10th Mid-Michigan Honor Flight Gives Veterans the Thanks Many Haven’t Gotten
It was hero’s welcome in Traverse City Wednesday night for the 60 plus veterans and guardians who returned home from the 10th Mid-Michigan Honor Flight.
Those veterans awarded the life changing opportunity to travel to our nation’s capital and get a firsthand look at the memorials built in their honor.
For many it was their first time.
“I’m tearing up a little, it’s quite a memorial.”
At the Vietnam Wall, time stands still.
More than 58,000 names of fallen sons and daughters are etched in the black granite.
“A lot of soldiers most of them I didn’t know, but I knew the nine that were with me, one of my good friends is up there,” Charlie Creed III, said.
Pointing his phone towards the top of the wall, Gladwin veteran Charlie Creed takes a picture.
It’s the name of one of his best friends.
“He was in my squad, yes he was,” Creed, explained.
Earl Thrushman knows three of the name, though it’s still hard for him to talk about.
“I don’t want to do that, I’ll bust out bawling. It’s going to bring me to tears, there’s no doubt it my mind,” Thrushman, said.
For these two Vietnam vets this is an undeniably emotional visit.

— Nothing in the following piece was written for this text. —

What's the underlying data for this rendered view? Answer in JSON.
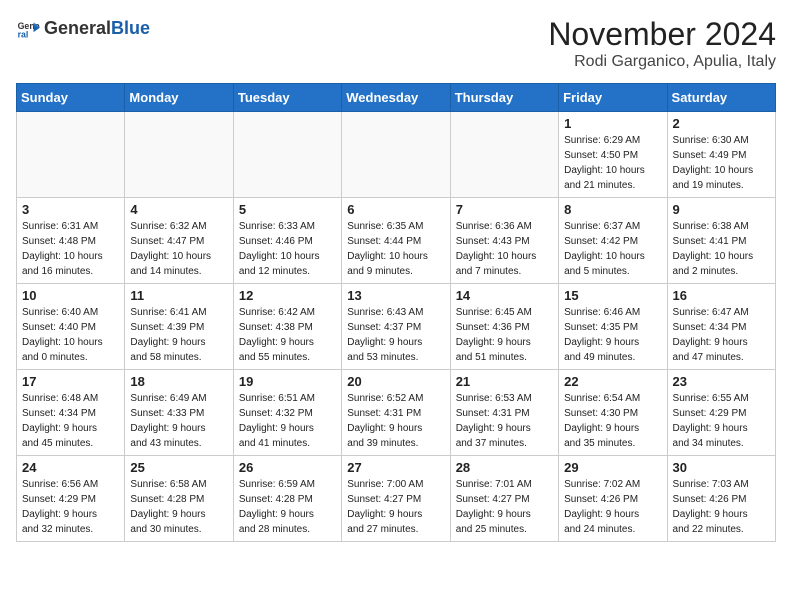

“It’s very precious to me,” Creed, said.
Seeing this memorial up close and the respect they now get is a stark change from when they returned home more than 40 years ago.

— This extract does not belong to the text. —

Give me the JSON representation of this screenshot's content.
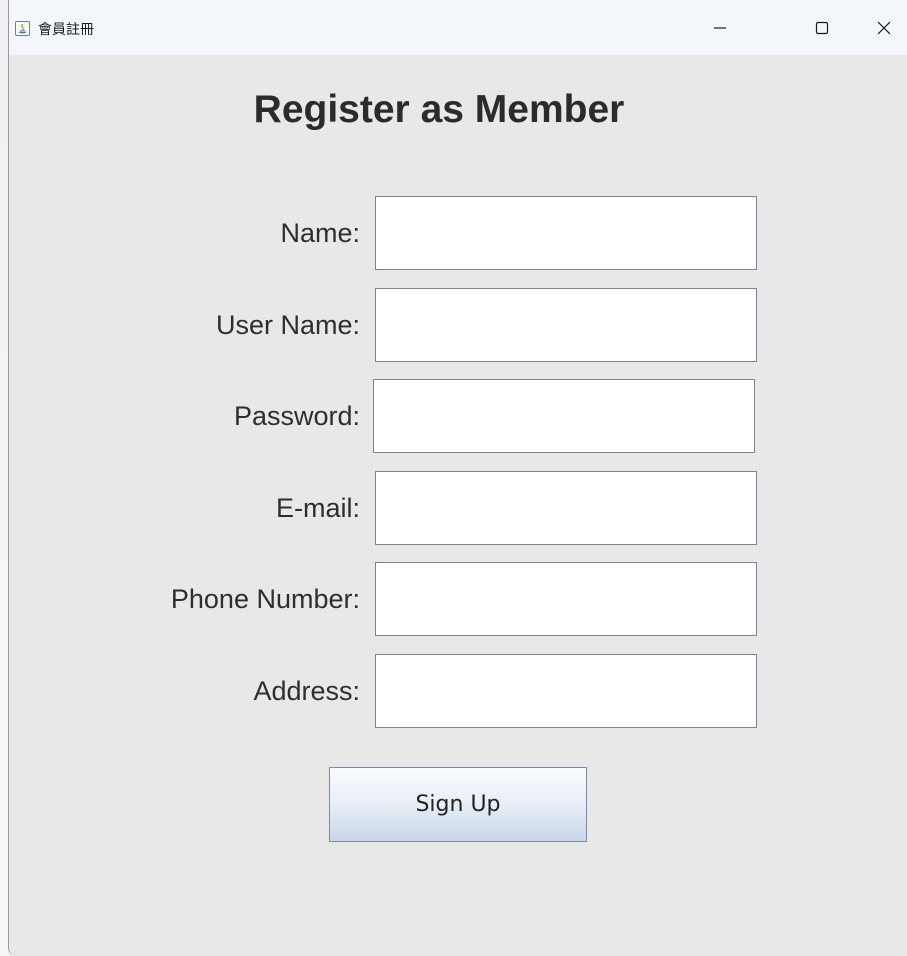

“I came home in 1970 from Vietnam after serving 18 months over there, people didn’t want to talk to you, people didn’t think you were a good person I guess,” Creed, explained.
“Or getting spit on, I can remember my time,” Thrushman, added.
For many, this experience on the honor flight is the first time in their life they’ve been treated with respect for their sacrifices.
“What a reception we got leaving Traverse City and coming [to Washington D.C.,] and a beautiful reception here,” Creed, said.
“I was dumbfounded, and I walked in the door I guess I was the last one and everybody stood up and cheered it was an overwhelmingly good feeling,” Thrushman, added.
A feeling brought on by sharing this experience with others who have served so selflessly.
“I’ve made friends with quite a few in the last day and a half, I’m getting names and numbers and plan to stay in touch,” Creed, explained.
“We all just went through so many changes and see so many different things, its mind boggling but it’s coming together,” Thrushman, explained.
Together they are forever changed, knowing the respect they are shown only continues to grow.
“It’s fantastic because so many of us were forgotten. I just hope the American public understands why we are here and it’s one hell of an honor,” Creed, added.
“God bless America,” Thrushman, added.